◆ EXERCISE DESCRIPTION
Only lines holding the word "label" should be copied from the material.

◆ DATA TO EXAMINE
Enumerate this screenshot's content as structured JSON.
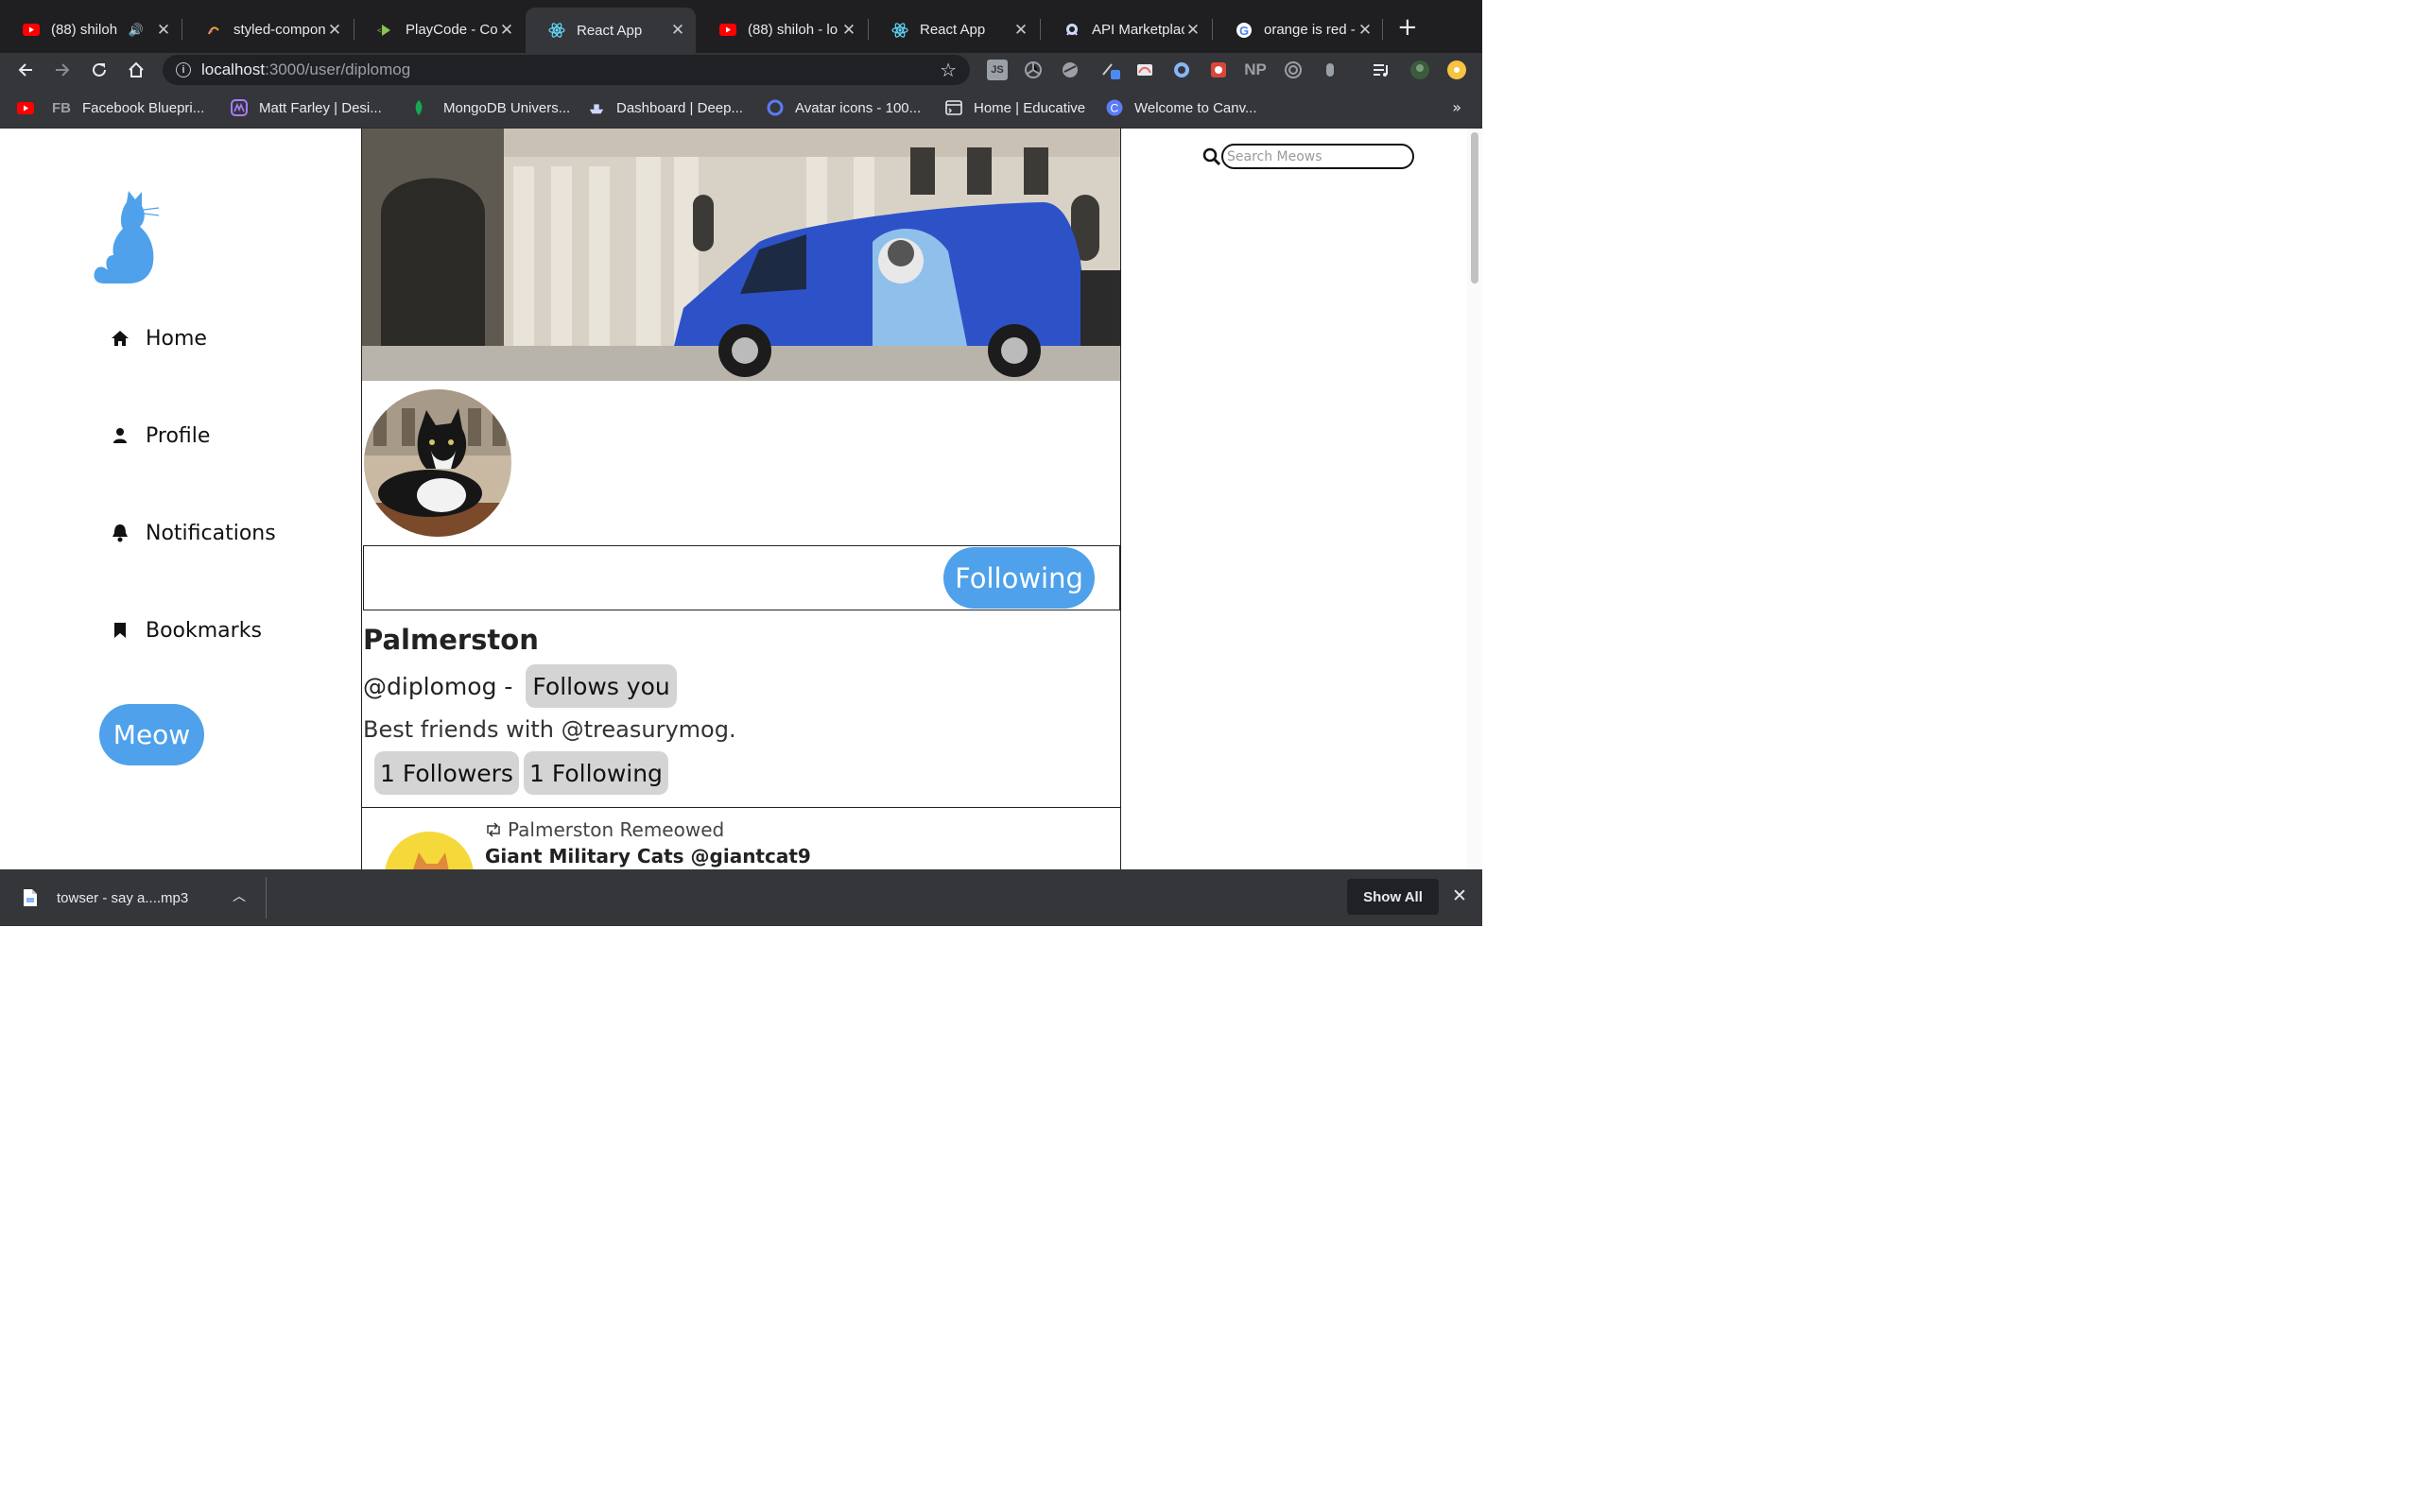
{
  "browser": {
    "tabs": [
      {
        "title": "(88) shiloh",
        "icon": "youtube-icon",
        "muted": true
      },
      {
        "title": "styled-compon",
        "icon": "styled-components-icon"
      },
      {
        "title": "PlayCode - Co",
        "icon": "playcode-icon"
      },
      {
        "title": "React App",
        "icon": "react-icon",
        "active": true
      },
      {
        "title": "(88) shiloh - lo",
        "icon": "youtube-icon"
      },
      {
        "title": "React App",
        "icon": "react-icon"
      },
      {
        "title": "API Marketplac",
        "icon": "rapidapi-icon"
      },
      {
        "title": "orange is red -",
        "icon": "google-icon"
      }
    ],
    "address": {
      "host": "localhost",
      "path": ":3000/user/diplomog"
    },
    "bookmarks": [
      {
        "label": "",
        "icon": "youtube-icon"
      },
      {
        "label": "Facebook Bluepri...",
        "prefix": "FB",
        "icon": "fb-icon"
      },
      {
        "label": "Matt Farley | Desi...",
        "icon": "matt-farley-icon"
      },
      {
        "label": "MongoDB Univers...",
        "icon": "mongodb-leaf-icon"
      },
      {
        "label": "Dashboard | Deep...",
        "icon": "deepnote-icon"
      },
      {
        "label": "Avatar icons - 100...",
        "icon": "avatar-icons-icon"
      },
      {
        "label": "Home | Educative",
        "icon": "educative-icon"
      },
      {
        "label": "Welcome to Canv...",
        "icon": "canvas-icon"
      }
    ],
    "extensions": {
      "js": "JS",
      "np": "NP"
    }
  },
  "app": {
    "nav": [
      {
        "label": "Home",
        "icon": "home-icon"
      },
      {
        "label": "Profile",
        "icon": "user-icon"
      },
      {
        "label": "Notifications",
        "icon": "bell-icon"
      },
      {
        "label": "Bookmarks",
        "icon": "bookmark-icon"
      }
    ],
    "meow_button": "Meow",
    "search_placeholder": "Search Meows",
    "profile": {
      "following_button": "Following",
      "name": "Palmerston",
      "handle": "@diplomog -",
      "follows_you": "Follows you",
      "bio": "Best friends with @treasurymog.",
      "followers": "1 Followers",
      "following": "1 Following"
    },
    "post": {
      "remeow_text": "Palmerston Remeowed",
      "author": "Giant Military Cats @giantcat9"
    }
  },
  "downloads": {
    "file": "towser - say a....mp3",
    "show_all": "Show All"
  },
  "colors": {
    "accent": "#4ea1ea",
    "chip": "#d4d4d4",
    "chrome_dark": "#35363a"
  }
}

◆ TASK ANSWER
        "label": "",
        "label": "Facebook Bluepri...",
        "label": "Matt Farley | Desi...",
        "label": "MongoDB Univers...",
        "label": "Dashboard | Deep...",
        "label": "Avatar icons - 100...",
        "label": "Home | Educative",
        "label": "Welcome to Canv...",
        "label": "Home",
        "label": "Profile",
        "label": "Notifications",
        "label": "Bookmarks",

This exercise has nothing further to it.